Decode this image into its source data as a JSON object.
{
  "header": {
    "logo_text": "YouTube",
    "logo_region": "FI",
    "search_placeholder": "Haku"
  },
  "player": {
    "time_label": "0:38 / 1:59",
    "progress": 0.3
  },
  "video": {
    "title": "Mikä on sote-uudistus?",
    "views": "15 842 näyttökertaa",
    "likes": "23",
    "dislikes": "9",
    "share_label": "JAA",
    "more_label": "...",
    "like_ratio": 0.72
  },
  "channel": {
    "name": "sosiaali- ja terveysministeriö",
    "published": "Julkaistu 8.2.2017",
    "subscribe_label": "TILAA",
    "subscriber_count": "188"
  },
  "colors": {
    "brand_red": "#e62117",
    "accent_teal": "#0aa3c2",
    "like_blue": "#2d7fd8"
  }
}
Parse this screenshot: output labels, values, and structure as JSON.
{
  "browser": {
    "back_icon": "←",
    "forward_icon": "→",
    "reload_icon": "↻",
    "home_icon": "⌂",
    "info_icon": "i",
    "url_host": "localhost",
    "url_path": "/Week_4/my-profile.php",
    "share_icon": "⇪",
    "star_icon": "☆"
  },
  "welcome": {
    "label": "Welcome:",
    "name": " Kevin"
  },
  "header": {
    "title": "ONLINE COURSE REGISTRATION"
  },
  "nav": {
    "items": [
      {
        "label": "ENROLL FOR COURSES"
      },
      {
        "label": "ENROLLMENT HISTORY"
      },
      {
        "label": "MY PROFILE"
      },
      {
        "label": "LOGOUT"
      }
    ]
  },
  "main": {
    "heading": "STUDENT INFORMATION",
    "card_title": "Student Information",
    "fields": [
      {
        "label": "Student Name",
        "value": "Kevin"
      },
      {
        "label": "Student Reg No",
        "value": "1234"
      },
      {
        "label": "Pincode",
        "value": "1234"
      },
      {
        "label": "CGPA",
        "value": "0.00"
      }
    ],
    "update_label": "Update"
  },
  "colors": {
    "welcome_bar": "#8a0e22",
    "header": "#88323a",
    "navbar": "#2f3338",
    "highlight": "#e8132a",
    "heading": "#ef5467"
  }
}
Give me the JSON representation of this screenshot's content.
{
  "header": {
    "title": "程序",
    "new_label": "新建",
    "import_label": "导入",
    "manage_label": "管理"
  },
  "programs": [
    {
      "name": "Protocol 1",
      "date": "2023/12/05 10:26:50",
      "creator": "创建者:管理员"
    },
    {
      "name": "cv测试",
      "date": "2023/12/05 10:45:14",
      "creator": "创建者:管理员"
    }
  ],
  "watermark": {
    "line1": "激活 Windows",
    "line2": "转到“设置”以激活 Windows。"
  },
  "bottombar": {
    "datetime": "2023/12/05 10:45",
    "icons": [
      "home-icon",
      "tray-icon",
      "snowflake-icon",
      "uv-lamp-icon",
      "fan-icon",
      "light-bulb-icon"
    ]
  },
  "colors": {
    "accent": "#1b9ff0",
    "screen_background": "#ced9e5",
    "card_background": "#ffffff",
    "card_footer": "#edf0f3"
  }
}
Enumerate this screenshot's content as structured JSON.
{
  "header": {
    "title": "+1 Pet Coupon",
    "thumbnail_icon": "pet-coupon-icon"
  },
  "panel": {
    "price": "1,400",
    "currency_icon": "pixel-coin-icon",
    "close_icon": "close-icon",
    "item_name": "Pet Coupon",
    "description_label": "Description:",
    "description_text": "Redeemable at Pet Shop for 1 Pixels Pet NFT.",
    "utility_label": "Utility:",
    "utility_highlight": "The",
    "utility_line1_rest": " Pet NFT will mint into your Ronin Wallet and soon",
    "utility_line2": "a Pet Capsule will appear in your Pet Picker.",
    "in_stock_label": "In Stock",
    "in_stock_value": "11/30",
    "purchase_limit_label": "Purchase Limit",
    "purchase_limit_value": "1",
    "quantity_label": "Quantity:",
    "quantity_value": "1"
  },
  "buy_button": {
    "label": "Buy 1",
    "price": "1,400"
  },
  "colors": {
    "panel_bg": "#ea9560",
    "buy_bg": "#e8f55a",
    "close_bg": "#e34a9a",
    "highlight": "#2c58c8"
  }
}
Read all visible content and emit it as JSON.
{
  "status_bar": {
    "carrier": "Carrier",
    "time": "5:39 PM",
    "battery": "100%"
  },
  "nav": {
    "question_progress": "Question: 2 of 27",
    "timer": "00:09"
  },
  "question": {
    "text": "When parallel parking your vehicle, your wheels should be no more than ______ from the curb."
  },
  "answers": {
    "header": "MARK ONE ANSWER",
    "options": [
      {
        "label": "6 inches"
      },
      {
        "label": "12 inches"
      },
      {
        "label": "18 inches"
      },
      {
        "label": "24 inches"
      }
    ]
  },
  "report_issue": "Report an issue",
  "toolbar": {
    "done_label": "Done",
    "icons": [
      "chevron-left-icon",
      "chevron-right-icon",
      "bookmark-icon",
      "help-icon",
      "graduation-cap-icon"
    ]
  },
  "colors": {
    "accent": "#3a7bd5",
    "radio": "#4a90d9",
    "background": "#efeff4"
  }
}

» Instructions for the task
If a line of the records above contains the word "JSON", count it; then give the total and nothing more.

» Completed task
5